What is being asked. Write out the records again exactly and exclude the pictures.

Data for this exercise.
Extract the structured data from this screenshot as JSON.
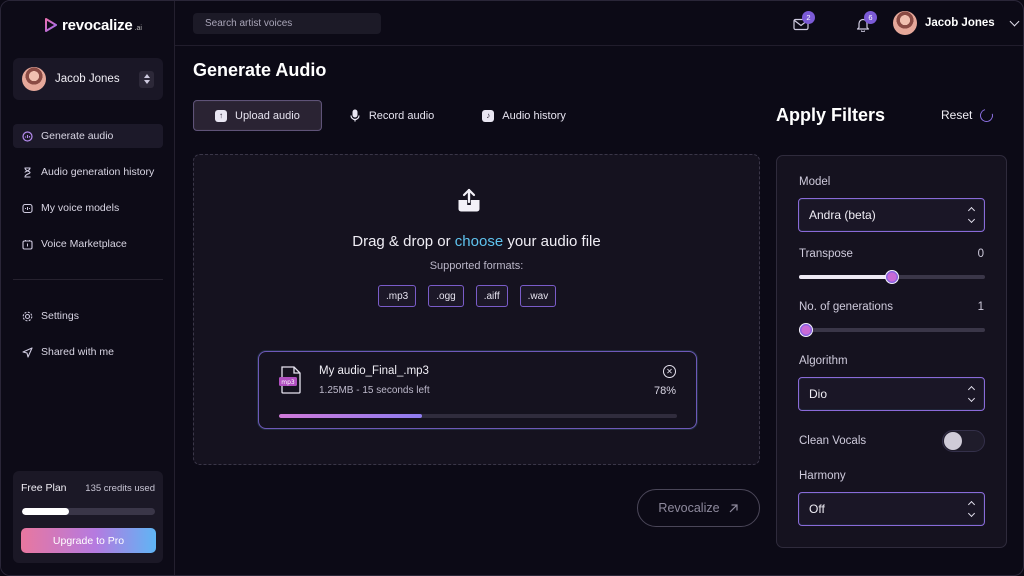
{
  "app": {
    "logo_text": "revocalize",
    "logo_suffix": ".ai"
  },
  "user": {
    "name": "Jacob Jones"
  },
  "sidebar": {
    "nav": [
      {
        "label": "Generate audio",
        "icon": "waveform-icon",
        "active": true
      },
      {
        "label": "Audio generation history",
        "icon": "hourglass-icon",
        "active": false
      },
      {
        "label": "My voice models",
        "icon": "voice-model-icon",
        "active": false
      },
      {
        "label": "Voice Marketplace",
        "icon": "marketplace-icon",
        "active": false
      }
    ],
    "secondary": [
      {
        "label": "Settings",
        "icon": "gear-icon"
      },
      {
        "label": "Shared with me",
        "icon": "send-icon"
      }
    ],
    "plan": {
      "name": "Free Plan",
      "credits": "135 credits used",
      "progress": 0.35,
      "upgrade_label": "Upgrade to Pro"
    }
  },
  "topbar": {
    "search_placeholder": "Search artist voices",
    "mail_count": "2",
    "notif_count": "6"
  },
  "main": {
    "title": "Generate Audio",
    "tabs": [
      {
        "label": "Upload audio",
        "icon": "upload-file-icon",
        "active": true
      },
      {
        "label": "Record audio",
        "icon": "microphone-icon",
        "active": false
      },
      {
        "label": "Audio history",
        "icon": "history-icon",
        "active": false
      }
    ],
    "dropzone": {
      "title_before": "Drag & drop or ",
      "title_link": "choose",
      "title_after": " your audio file",
      "formats_label": "Supported formats:",
      "formats": [
        ".mp3",
        ".ogg",
        ".aiff",
        ".wav"
      ]
    },
    "file": {
      "type_badge": "mp3",
      "name": "My audio_Final_.mp3",
      "meta": "1.25MB - 15 seconds left",
      "percent_label": "78%",
      "progress": 0.36
    },
    "submit_label": "Revocalize"
  },
  "filters": {
    "title": "Apply Filters",
    "reset_label": "Reset",
    "model": {
      "label": "Model",
      "value": "Andra (beta)"
    },
    "transpose": {
      "label": "Transpose",
      "value": "0",
      "level": 0.5
    },
    "generations": {
      "label": "No. of generations",
      "value": "1",
      "level": 0.04
    },
    "algorithm": {
      "label": "Algorithm",
      "value": "Dio"
    },
    "clean_vocals": {
      "label": "Clean Vocals",
      "on": false
    },
    "harmony": {
      "label": "Harmony",
      "value": "Off"
    }
  }
}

Answer.
Extract the structured data from this screenshot as JSON.
{
  "app": {
    "logo_text": "revocalize",
    "logo_suffix": ".ai"
  },
  "user": {
    "name": "Jacob Jones"
  },
  "sidebar": {
    "nav": [
      {
        "label": "Generate audio",
        "icon": "waveform-icon",
        "active": true
      },
      {
        "label": "Audio generation history",
        "icon": "hourglass-icon",
        "active": false
      },
      {
        "label": "My voice models",
        "icon": "voice-model-icon",
        "active": false
      },
      {
        "label": "Voice Marketplace",
        "icon": "marketplace-icon",
        "active": false
      }
    ],
    "secondary": [
      {
        "label": "Settings",
        "icon": "gear-icon"
      },
      {
        "label": "Shared with me",
        "icon": "send-icon"
      }
    ],
    "plan": {
      "name": "Free Plan",
      "credits": "135 credits used",
      "progress": 0.35,
      "upgrade_label": "Upgrade to Pro"
    }
  },
  "topbar": {
    "search_placeholder": "Search artist voices",
    "mail_count": "2",
    "notif_count": "6"
  },
  "main": {
    "title": "Generate Audio",
    "tabs": [
      {
        "label": "Upload audio",
        "icon": "upload-file-icon",
        "active": true
      },
      {
        "label": "Record audio",
        "icon": "microphone-icon",
        "active": false
      },
      {
        "label": "Audio history",
        "icon": "history-icon",
        "active": false
      }
    ],
    "dropzone": {
      "title_before": "Drag & drop or ",
      "title_link": "choose",
      "title_after": " your audio file",
      "formats_label": "Supported formats:",
      "formats": [
        ".mp3",
        ".ogg",
        ".aiff",
        ".wav"
      ]
    },
    "file": {
      "type_badge": "mp3",
      "name": "My audio_Final_.mp3",
      "meta": "1.25MB - 15 seconds left",
      "percent_label": "78%",
      "progress": 0.36
    },
    "submit_label": "Revocalize"
  },
  "filters": {
    "title": "Apply Filters",
    "reset_label": "Reset",
    "model": {
      "label": "Model",
      "value": "Andra (beta)"
    },
    "transpose": {
      "label": "Transpose",
      "value": "0",
      "level": 0.5
    },
    "generations": {
      "label": "No. of generations",
      "value": "1",
      "level": 0.04
    },
    "algorithm": {
      "label": "Algorithm",
      "value": "Dio"
    },
    "clean_vocals": {
      "label": "Clean Vocals",
      "on": false
    },
    "harmony": {
      "label": "Harmony",
      "value": "Off"
    }
  }
}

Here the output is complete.